Ok. That was unexpected but not entirely beyond reason. There’s no established drainage on this island – no drains or sewers, etc. The run-off water has to just find its way to the sea and often times the easiest way to do that is to use the paved roads. That particular stretch is in a narrow, low point between hills on all sides. I had never seen it completely under water before but with any rain at all you have to drive a bit of a slalom because the water builds up alternately side to side as you drive along the curves. This time there was no path. There was just water. So, we turned around and headed back west to drive north and then onto the old highway into the Valley. That is when the real impact of the rain became apparent.

Everywhere we went we found more water – covering the roads, pooling beside the roads, spraying out from under car tires, pouring down from the sky. We considered turning back and returning home, but I didn’t have the cell phone and didn’t want to disappoint the birthday girl so we plodded on at a snail’s pace until we reached the East End Salt Pond and found that it, too, had turned into a lake. We headed back west again and made one last attempt to head north. No luck. We ran into another impassable, flooded road and finally had to give up. (Photos we saw after the fact showed chest-deep water in some places with the worst flooding on island since Hurricane Lenny back in 1999. )
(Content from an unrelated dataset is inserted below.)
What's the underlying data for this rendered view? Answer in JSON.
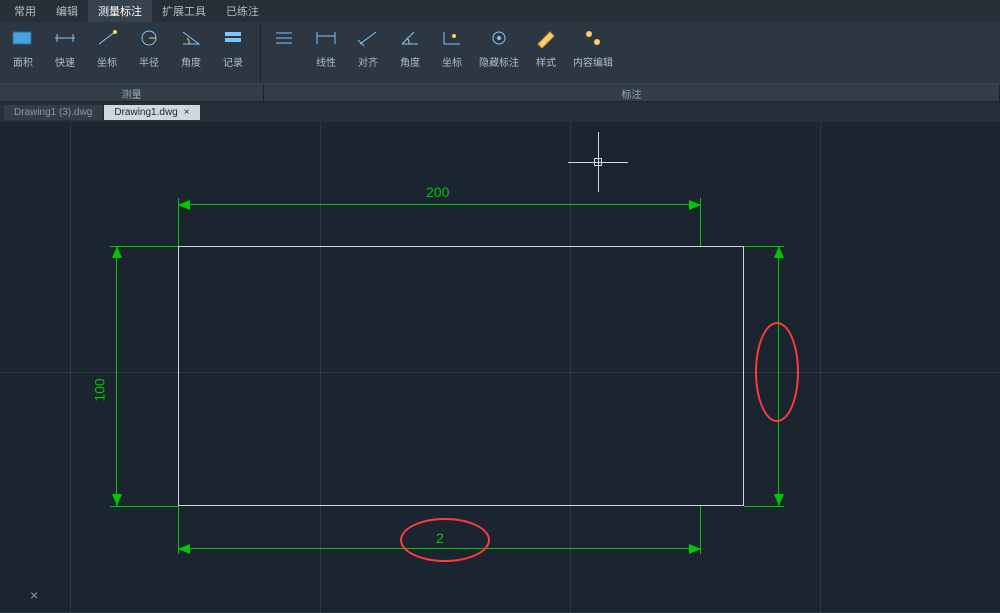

It was still raining heavily; and we were starting to worry that while we were out wandering the water had blocked our return. Luckily it didn’t, and we made it back to our house only to find that the birthday girl never made it to hers; and other folks were trapped there unable to get out. All in all, it took us a little over 2 hours to not get where we were going. That’s quite an accomplishment on a teeny, tiny island that is only 18 miles long. Retaining water the way it did that day, though, it certainly felt a lot bigger.